      If you are going to claim an objection to insults you should first apologise for maintaining your claim that it is “outrageous” of me to say mass production lowers costs. KIn fact kif you read what I said you will find I have gone out of my way not to be personally rude to you and merely said that various things you have said and maintained myst represent the highest standard of honesty to which you and the anti-technology movement generaly, aspire. By definition that must be true since otherwise you would retract them. It is not my fault they are obvious lies. If you are saying that reporting facts proves you an obvious liar that is your problem.
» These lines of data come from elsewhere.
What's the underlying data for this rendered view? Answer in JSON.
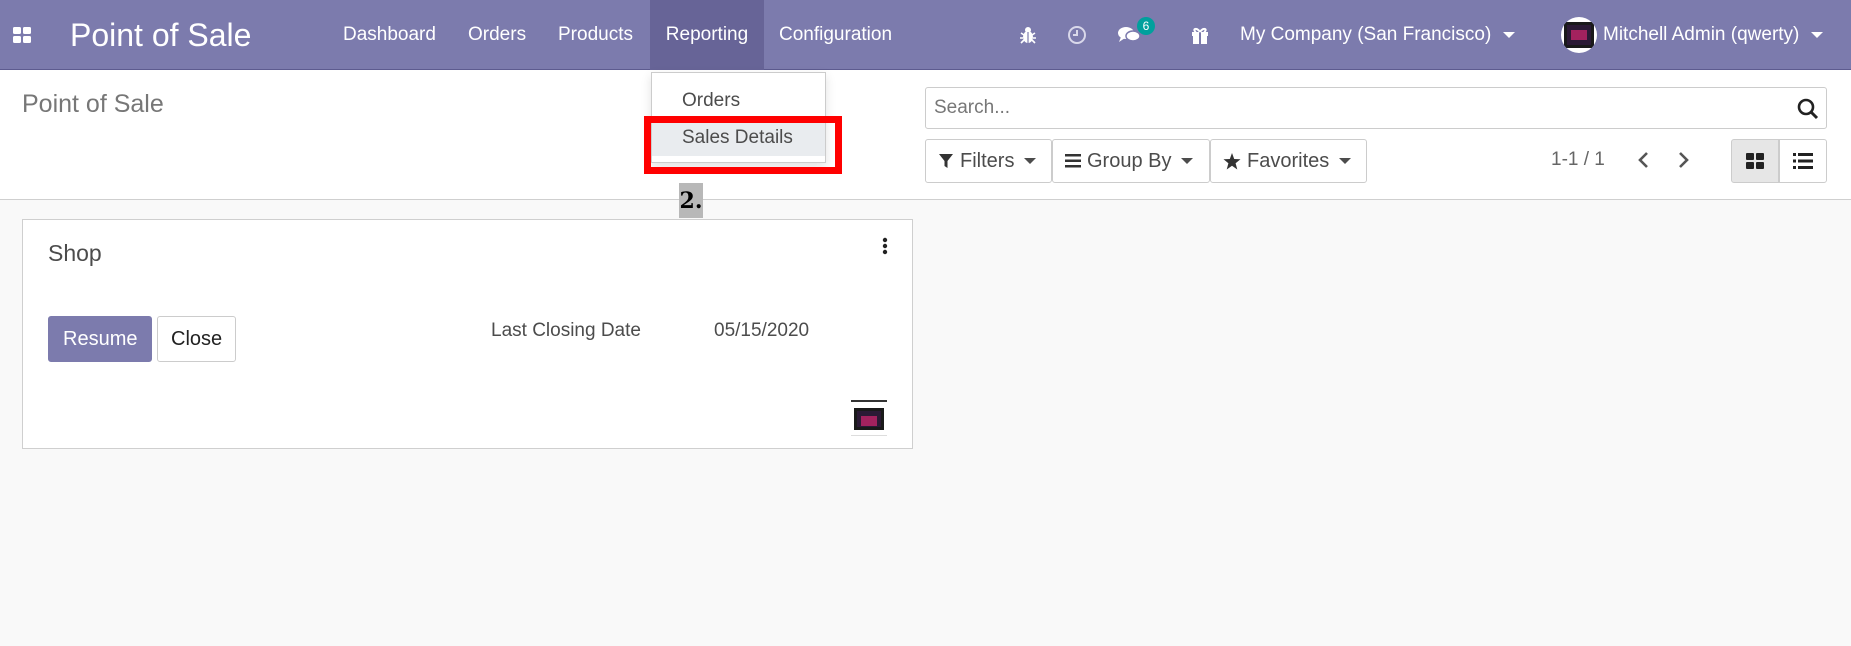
{
  "navbar": {
    "brand": "Point of Sale",
    "menu": [
      {
        "label": "Dashboard"
      },
      {
        "label": "Orders"
      },
      {
        "label": "Products"
      },
      {
        "label": "Reporting",
        "active": true
      },
      {
        "label": "Configuration"
      }
    ],
    "messages_badge": "6",
    "company": "My Company (San Francisco)",
    "user": "Mitchell Admin (qwerty)"
  },
  "reporting_dropdown": {
    "items": [
      {
        "label": "Orders"
      },
      {
        "label": "Sales Details",
        "highlighted": true
      }
    ]
  },
  "annotation": {
    "step": "2."
  },
  "control_panel": {
    "title": "Point of Sale",
    "search_placeholder": "Search...",
    "filters_label": "Filters",
    "groupby_label": "Group By",
    "favorites_label": "Favorites",
    "pager": "1-1 / 1"
  },
  "kanban": {
    "cards": [
      {
        "name": "Shop",
        "resume_label": "Resume",
        "close_label": "Close",
        "closing_date_label": "Last Closing Date",
        "closing_date": "05/15/2020"
      }
    ]
  },
  "colors": {
    "brand": "#7c7bad",
    "badge": "#00a09d",
    "highlight": "#ff0000"
  },
  "icons": [
    "apps-grid-icon",
    "bug-icon",
    "clock-icon",
    "chat-icon",
    "gift-icon",
    "filter-icon",
    "bars-icon",
    "star-icon",
    "search-icon",
    "chevron-left-icon",
    "chevron-right-icon",
    "kanban-view-icon",
    "list-view-icon",
    "ellipsis-v-icon"
  ]
}
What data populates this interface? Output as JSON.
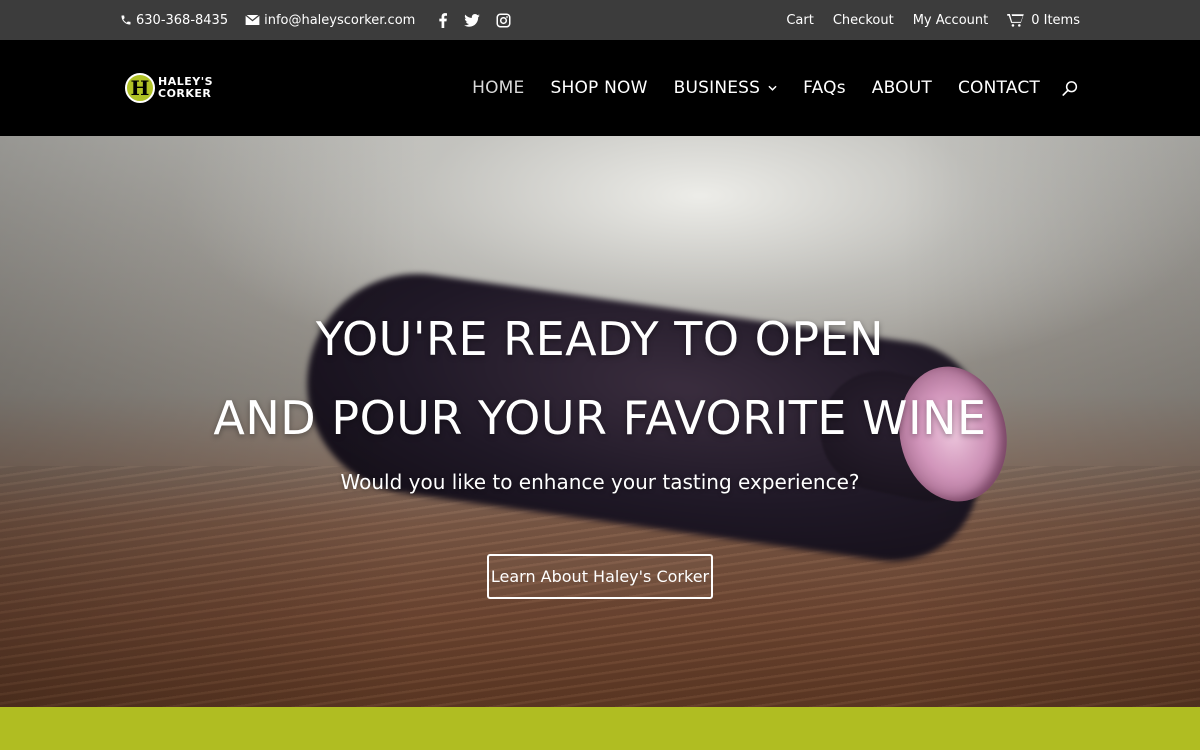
{
  "topbar": {
    "phone": "630-368-8435",
    "email": "info@haleyscorker.com",
    "social": [
      "facebook-icon",
      "twitter-icon",
      "instagram-icon"
    ],
    "links": [
      "Cart",
      "Checkout",
      "My Account"
    ],
    "cart_count": "0 Items",
    "bg_color": "#3c3c3c"
  },
  "header": {
    "logo": {
      "mark_letter": "H",
      "line1": "HALEY'S",
      "line2": "CORKER"
    },
    "nav": [
      {
        "label": "HOME",
        "active": true
      },
      {
        "label": "SHOP NOW"
      },
      {
        "label": "BUSINESS",
        "dropdown_icon": "3"
      },
      {
        "label": "FAQs"
      },
      {
        "label": "ABOUT"
      },
      {
        "label": "CONTACT"
      }
    ],
    "search_icon": "search-icon"
  },
  "hero": {
    "headline_line1": "YOU'RE READY TO OPEN",
    "headline_line2": "AND POUR YOUR FAVORITE WINE",
    "subheadline": "Would you like to enhance your tasting experience?",
    "cta_label": "Learn About Haley's Corker"
  },
  "colors": {
    "brand_green": "#b0bd22",
    "header_bg": "#000000"
  }
}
If you feel the things you are maintaining are not lies provide the evidence.

  8. Hmmmm . . . further intelligibility drop.

    The Westinghouse AP100 may be a little cheaper if ten are being built at once, but that is not mass production. Even if we decided to replace all 80GW of our current outpurt capacity at once with 40 of the same type of reactor it would still not offer the savings suggested by the term ‘mass production’

    In fact, a run of 40 of anything is more likely to be described as a ‘limited edition’ :-)

    • neilcraig says:

      So you acknowledge that it would be “a little” cheaper even though you don’t like the term mass production. And you have already said that mass production of wind mills will be cheaper though for reasons we can only speculate on you didn’t say it would only be “a little”.

      Of course nio attempt to produce any evidence that it would be only “a little” or any dispute that it was “a hell of a lot” for eurofighter or similar programmes but then the concept of producing evidence seems novel to you.

      And, of courase, though you now acknowledge such savings are obviously true you still co0ntinue to maintain the wholly dishonest claim to “outrage” at the thought that the mas production savings you acknowledge as possible are in any way possible. I accept this as representing the pinnacle of honesty to which any technophobes aspire.

  9. Pingback: A Place to Stand: Who Is Responsible for the Lack of "Dialogue … | The Environmentalism

Leave a Reply

Fill in your details below or click an icon to log in:

WordPress.com Logo

You are commenting using your WordPress.com account. Log Out / Change )

Twitter picture

You are commenting using your Twitter account. Log Out / Change )

Facebook photo

You are commenting using your Facebook account. Log Out / Change )

Google+ photo

You are commenting using your Google+ account. Log Out / Change )

Connecting to %s